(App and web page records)
=== Section Start ===

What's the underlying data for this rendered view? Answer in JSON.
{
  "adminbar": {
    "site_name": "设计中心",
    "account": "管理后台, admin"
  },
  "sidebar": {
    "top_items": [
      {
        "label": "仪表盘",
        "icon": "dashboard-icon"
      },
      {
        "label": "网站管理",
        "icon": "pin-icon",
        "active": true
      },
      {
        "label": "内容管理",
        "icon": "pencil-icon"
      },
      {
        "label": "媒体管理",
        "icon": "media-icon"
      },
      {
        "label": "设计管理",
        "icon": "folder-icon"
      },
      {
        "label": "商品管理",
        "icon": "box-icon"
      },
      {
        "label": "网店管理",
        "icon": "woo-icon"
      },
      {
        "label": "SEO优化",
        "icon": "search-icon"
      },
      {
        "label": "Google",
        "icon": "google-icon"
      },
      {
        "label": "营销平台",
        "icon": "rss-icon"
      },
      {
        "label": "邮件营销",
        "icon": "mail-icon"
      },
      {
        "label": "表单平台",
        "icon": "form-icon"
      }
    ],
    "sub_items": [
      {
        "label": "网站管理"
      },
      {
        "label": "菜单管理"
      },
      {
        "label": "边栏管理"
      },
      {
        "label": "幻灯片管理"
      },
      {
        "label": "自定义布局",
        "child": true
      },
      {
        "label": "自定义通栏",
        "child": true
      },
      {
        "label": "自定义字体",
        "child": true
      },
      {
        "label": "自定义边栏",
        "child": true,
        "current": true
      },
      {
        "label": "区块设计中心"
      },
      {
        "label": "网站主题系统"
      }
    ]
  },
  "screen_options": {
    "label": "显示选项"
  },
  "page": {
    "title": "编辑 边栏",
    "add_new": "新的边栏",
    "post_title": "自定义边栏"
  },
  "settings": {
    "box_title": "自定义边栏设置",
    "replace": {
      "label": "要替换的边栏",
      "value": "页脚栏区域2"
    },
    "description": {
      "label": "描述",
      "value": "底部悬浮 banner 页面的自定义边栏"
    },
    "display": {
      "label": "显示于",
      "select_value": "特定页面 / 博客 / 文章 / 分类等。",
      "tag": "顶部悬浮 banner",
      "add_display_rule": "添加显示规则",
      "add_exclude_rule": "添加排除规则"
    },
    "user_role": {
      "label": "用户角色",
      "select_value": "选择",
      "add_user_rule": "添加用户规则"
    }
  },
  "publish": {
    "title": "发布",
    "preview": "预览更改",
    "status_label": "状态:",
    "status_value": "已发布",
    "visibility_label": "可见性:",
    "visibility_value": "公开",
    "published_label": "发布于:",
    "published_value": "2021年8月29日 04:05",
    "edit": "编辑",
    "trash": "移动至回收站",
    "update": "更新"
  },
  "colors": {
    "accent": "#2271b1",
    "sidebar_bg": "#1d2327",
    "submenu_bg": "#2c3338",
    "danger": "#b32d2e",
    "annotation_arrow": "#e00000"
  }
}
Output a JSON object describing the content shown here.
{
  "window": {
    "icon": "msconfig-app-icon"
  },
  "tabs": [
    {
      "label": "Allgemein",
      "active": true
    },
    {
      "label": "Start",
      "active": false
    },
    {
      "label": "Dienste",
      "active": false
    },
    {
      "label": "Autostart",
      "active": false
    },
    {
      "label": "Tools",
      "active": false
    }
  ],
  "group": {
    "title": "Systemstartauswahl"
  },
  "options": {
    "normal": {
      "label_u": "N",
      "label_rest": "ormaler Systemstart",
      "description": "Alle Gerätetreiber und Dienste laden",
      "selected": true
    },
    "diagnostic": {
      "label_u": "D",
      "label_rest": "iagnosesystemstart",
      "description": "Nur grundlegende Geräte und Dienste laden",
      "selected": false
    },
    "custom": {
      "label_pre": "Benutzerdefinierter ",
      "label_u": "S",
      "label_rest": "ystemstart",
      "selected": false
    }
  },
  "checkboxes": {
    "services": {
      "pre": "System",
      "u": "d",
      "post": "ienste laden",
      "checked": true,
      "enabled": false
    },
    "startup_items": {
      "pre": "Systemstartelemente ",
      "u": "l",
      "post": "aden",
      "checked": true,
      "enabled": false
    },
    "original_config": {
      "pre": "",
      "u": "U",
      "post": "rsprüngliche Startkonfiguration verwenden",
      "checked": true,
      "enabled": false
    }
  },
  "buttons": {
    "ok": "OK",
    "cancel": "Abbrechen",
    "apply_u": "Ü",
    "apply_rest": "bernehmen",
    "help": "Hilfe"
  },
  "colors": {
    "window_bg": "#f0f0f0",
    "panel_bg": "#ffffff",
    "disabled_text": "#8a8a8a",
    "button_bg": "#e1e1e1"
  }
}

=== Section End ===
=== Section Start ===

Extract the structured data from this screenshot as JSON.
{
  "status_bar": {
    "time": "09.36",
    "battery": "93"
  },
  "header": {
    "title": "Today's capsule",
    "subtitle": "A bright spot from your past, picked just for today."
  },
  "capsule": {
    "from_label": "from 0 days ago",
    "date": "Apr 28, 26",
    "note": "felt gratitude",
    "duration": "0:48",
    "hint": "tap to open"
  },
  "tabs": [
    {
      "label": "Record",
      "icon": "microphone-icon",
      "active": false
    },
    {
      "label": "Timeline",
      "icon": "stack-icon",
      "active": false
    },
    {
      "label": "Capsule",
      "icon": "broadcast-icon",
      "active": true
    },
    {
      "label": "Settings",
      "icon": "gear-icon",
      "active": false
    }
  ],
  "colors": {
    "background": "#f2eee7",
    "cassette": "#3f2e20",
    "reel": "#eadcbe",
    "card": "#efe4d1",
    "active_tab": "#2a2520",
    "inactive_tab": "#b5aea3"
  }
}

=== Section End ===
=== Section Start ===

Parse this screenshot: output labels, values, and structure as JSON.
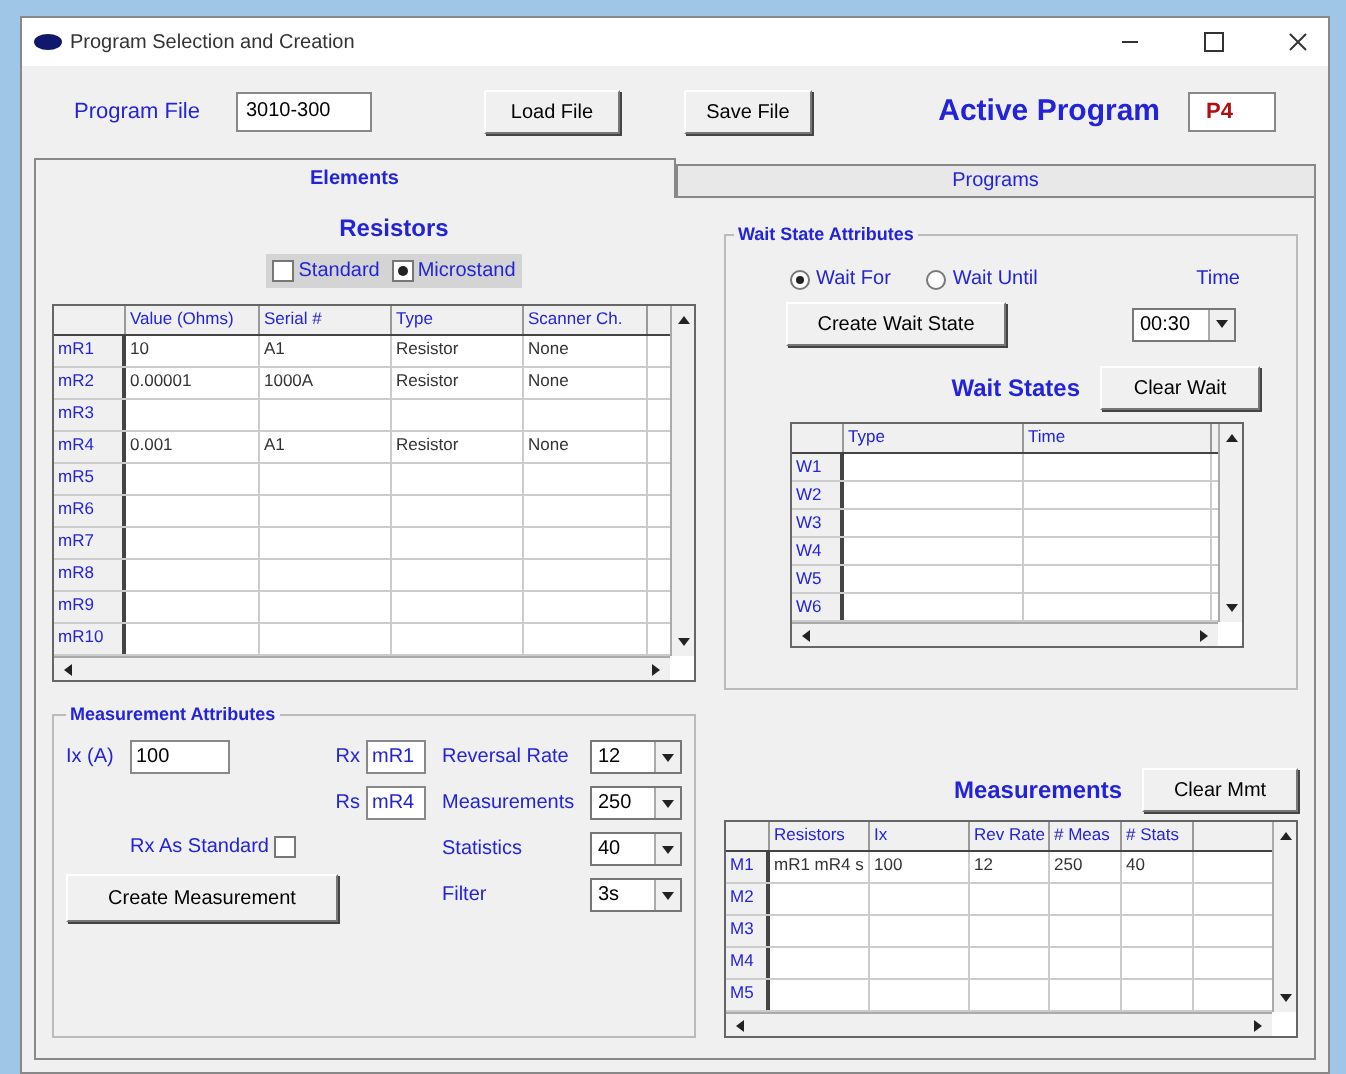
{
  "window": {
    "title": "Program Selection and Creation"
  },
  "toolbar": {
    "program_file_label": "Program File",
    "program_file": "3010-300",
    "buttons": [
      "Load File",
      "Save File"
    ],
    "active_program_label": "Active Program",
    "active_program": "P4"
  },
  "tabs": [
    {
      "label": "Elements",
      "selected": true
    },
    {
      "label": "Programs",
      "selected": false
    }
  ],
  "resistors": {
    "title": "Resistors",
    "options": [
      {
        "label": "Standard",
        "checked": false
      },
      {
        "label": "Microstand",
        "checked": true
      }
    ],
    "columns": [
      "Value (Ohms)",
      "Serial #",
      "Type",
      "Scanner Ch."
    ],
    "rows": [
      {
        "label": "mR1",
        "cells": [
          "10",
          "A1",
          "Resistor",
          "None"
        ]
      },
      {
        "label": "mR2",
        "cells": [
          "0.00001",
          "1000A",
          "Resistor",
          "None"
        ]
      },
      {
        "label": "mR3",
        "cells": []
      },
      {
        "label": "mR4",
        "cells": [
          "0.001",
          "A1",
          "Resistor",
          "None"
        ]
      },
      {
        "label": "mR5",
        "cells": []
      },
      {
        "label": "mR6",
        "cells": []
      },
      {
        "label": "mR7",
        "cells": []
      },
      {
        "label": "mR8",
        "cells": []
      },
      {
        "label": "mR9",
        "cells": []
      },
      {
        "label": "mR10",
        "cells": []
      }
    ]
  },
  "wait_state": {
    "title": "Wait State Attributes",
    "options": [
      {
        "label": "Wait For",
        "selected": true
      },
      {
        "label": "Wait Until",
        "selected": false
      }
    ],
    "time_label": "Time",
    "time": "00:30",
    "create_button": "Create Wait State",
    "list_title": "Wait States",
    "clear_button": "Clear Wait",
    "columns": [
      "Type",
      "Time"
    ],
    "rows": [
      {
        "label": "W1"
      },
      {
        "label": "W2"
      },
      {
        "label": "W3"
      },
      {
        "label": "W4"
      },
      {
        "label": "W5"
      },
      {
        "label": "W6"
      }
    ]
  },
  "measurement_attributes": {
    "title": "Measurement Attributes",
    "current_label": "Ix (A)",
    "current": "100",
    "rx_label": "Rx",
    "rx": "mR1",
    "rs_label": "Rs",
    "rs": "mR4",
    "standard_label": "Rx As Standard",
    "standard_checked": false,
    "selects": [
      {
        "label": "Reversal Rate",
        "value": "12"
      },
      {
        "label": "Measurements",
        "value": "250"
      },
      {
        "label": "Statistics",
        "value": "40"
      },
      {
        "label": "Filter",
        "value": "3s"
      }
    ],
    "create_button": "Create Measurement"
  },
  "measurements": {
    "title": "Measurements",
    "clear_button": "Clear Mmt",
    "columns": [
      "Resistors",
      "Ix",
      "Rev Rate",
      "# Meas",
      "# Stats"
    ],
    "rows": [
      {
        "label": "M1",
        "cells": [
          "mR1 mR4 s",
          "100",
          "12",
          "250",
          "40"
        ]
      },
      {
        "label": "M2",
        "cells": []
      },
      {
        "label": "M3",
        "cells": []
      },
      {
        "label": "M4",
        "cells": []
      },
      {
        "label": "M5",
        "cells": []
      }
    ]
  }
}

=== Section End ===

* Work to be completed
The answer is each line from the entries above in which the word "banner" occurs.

* Problem solution
      "value": "底部悬浮 banner 页面的自定义边栏"
      "tag": "顶部悬浮 banner",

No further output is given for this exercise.